YOUR GOAL:
Could you output the whole listing exactly as it stands, minus any images?

MATERIAL PROVIDED:

* * * * * * *

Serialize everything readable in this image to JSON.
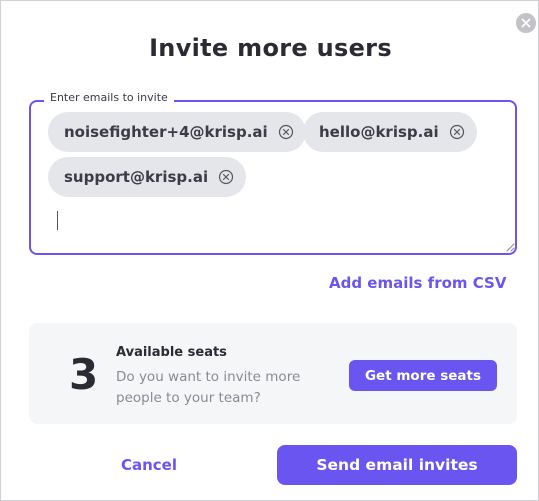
{
  "dialog": {
    "title": "Invite more users",
    "close_icon": "close-icon"
  },
  "emails": {
    "legend": "Enter emails to invite",
    "chips": [
      {
        "email": "noisefighter+4@krisp.ai",
        "remove_icon": "circle-x-icon"
      },
      {
        "email": "hello@krisp.ai",
        "remove_icon": "circle-x-icon"
      },
      {
        "email": "support@krisp.ai",
        "remove_icon": "circle-x-icon"
      }
    ],
    "input_value": ""
  },
  "csv_link_label": "Add emails from CSV",
  "seats": {
    "count": "3",
    "title": "Available seats",
    "description": "Do you want to invite more people to your team?",
    "button_label": "Get more seats"
  },
  "footer": {
    "cancel_label": "Cancel",
    "send_label": "Send email invites"
  },
  "colors": {
    "accent": "#6b55f0",
    "chip_bg": "#e5e6ea",
    "card_bg": "#f5f6f8",
    "text_dark": "#2b2b33",
    "text_muted": "#8a8a94"
  }
}
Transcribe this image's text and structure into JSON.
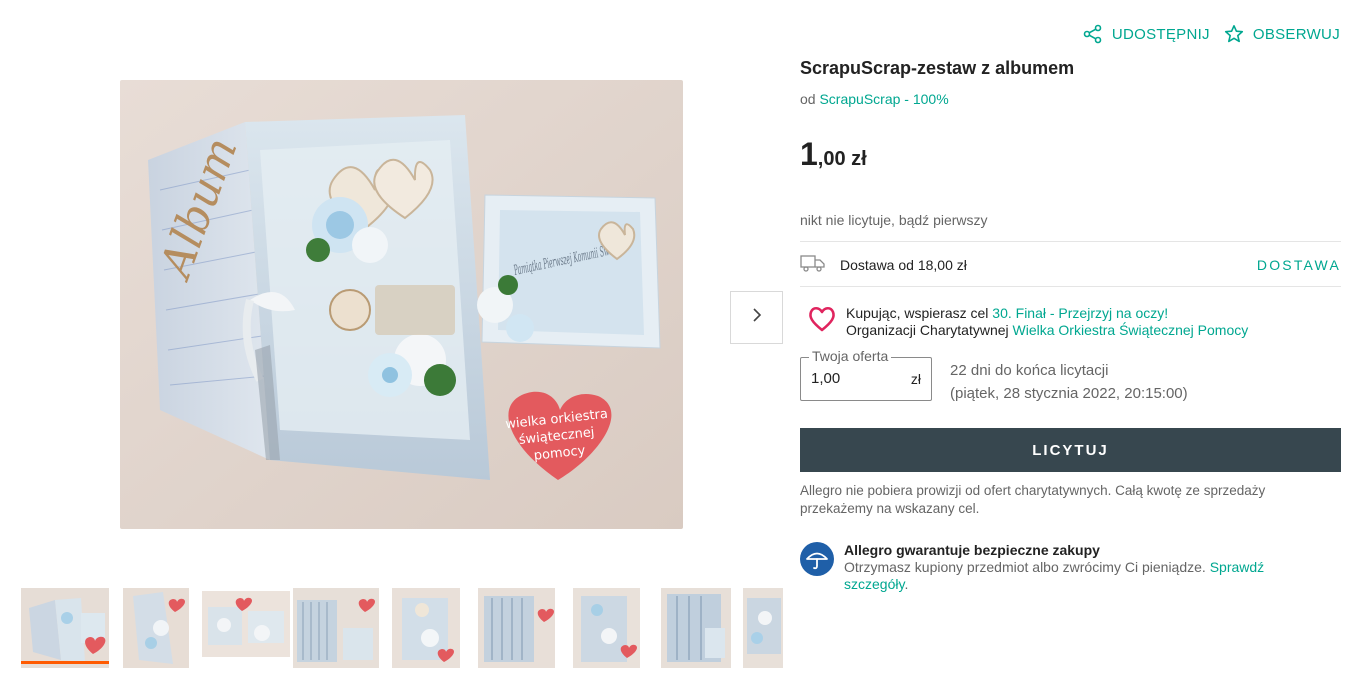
{
  "actions": {
    "share_label": "UDOSTĘPNIJ",
    "watch_label": "OBSERWUJ",
    "share_icon": "share-icon",
    "watch_icon": "star-icon"
  },
  "product": {
    "title": "ScrapuScrap-zestaw z albumem",
    "seller_prefix": "od",
    "seller_name": "ScrapuScrap - 100%"
  },
  "price": {
    "integer": "1",
    "decimal": ",00 zł"
  },
  "bids_text": "nikt nie licytuje, bądź pierwszy",
  "delivery": {
    "icon": "truck-icon",
    "label": "Dostawa od 18,00 zł",
    "link": "DOSTAWA"
  },
  "charity": {
    "icon": "heart-icon",
    "line1_prefix": "Kupując, wspierasz cel",
    "line1_link": "30. Finał - Przejrzyj na oczy!",
    "line2_prefix": "Organizacji Charytatywnej",
    "line2_link": "Wielka Orkiestra Świątecznej Pomocy"
  },
  "offer": {
    "legend": "Twoja oferta",
    "value": "1,00",
    "currency": "zł"
  },
  "deadline": {
    "line1": "22 dni do końca licytacji",
    "line2": "(piątek, 28 stycznia 2022, 20:15:00)"
  },
  "bid_button": "LICYTUJ",
  "note": "Allegro nie pobiera prowizji od ofert charytatywnych. Całą kwotę ze sprzedaży przekażemy na wskazany cel.",
  "guarantee": {
    "icon": "umbrella-icon",
    "heading": "Allegro gwarantuje bezpieczne zakupy",
    "body": "Otrzymasz kupiony przedmiot albo zwrócimy Ci pieniądze.",
    "link": "Sprawdź szczegóły",
    "end": "."
  },
  "gallery": {
    "next_icon": "chevron-right-icon",
    "badge_line1": "wielka orkiestra",
    "badge_line2": "świątecznej",
    "badge_line3": "pomocy",
    "album_text": "Album",
    "card_text": "Pamiątka Pierwszej Komunii Świętej",
    "thumbnail_count": 9,
    "active_thumbnail": 1
  },
  "colors": {
    "accent": "#00a790",
    "button": "#37474f",
    "active_thumb": "#ff5a00",
    "charity_heart": "#e0245e"
  }
}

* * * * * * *

EXERCISE ANSWER:
Serialize everything readable in this image to JSON.
{
  "dialog": {
    "title": "Invite more users",
    "close_icon": "close-icon"
  },
  "emails": {
    "legend": "Enter emails to invite",
    "chips": [
      {
        "email": "noisefighter+4@krisp.ai",
        "remove_icon": "circle-x-icon"
      },
      {
        "email": "hello@krisp.ai",
        "remove_icon": "circle-x-icon"
      },
      {
        "email": "support@krisp.ai",
        "remove_icon": "circle-x-icon"
      }
    ],
    "input_value": ""
  },
  "csv_link_label": "Add emails from CSV",
  "seats": {
    "count": "3",
    "title": "Available seats",
    "description": "Do you want to invite more people to your team?",
    "button_label": "Get more seats"
  },
  "footer": {
    "cancel_label": "Cancel",
    "send_label": "Send email invites"
  },
  "colors": {
    "accent": "#6b55f0",
    "chip_bg": "#e5e6ea",
    "card_bg": "#f5f6f8",
    "text_dark": "#2b2b33",
    "text_muted": "#8a8a94"
  }
}
Transcribe this image's text and structure into JSON.
{
  "actions": {
    "share_label": "UDOSTĘPNIJ",
    "watch_label": "OBSERWUJ",
    "share_icon": "share-icon",
    "watch_icon": "star-icon"
  },
  "product": {
    "title": "ScrapuScrap-zestaw z albumem",
    "seller_prefix": "od",
    "seller_name": "ScrapuScrap - 100%"
  },
  "price": {
    "integer": "1",
    "decimal": ",00 zł"
  },
  "bids_text": "nikt nie licytuje, bądź pierwszy",
  "delivery": {
    "icon": "truck-icon",
    "label": "Dostawa od 18,00 zł",
    "link": "DOSTAWA"
  },
  "charity": {
    "icon": "heart-icon",
    "line1_prefix": "Kupując, wspierasz cel",
    "line1_link": "30. Finał - Przejrzyj na oczy!",
    "line2_prefix": "Organizacji Charytatywnej",
    "line2_link": "Wielka Orkiestra Świątecznej Pomocy"
  },
  "offer": {
    "legend": "Twoja oferta",
    "value": "1,00",
    "currency": "zł"
  },
  "deadline": {
    "line1": "22 dni do końca licytacji",
    "line2": "(piątek, 28 stycznia 2022, 20:15:00)"
  },
  "bid_button": "LICYTUJ",
  "note": "Allegro nie pobiera prowizji od ofert charytatywnych. Całą kwotę ze sprzedaży przekażemy na wskazany cel.",
  "guarantee": {
    "icon": "umbrella-icon",
    "heading": "Allegro gwarantuje bezpieczne zakupy",
    "body": "Otrzymasz kupiony przedmiot albo zwrócimy Ci pieniądze.",
    "link": "Sprawdź szczegóły",
    "end": "."
  },
  "gallery": {
    "next_icon": "chevron-right-icon",
    "badge_line1": "wielka orkiestra",
    "badge_line2": "świątecznej",
    "badge_line3": "pomocy",
    "album_text": "Album",
    "card_text": "Pamiątka Pierwszej Komunii Świętej",
    "thumbnail_count": 9,
    "active_thumbnail": 1
  },
  "colors": {
    "accent": "#00a790",
    "button": "#37474f",
    "active_thumb": "#ff5a00",
    "charity_heart": "#e0245e"
  }
}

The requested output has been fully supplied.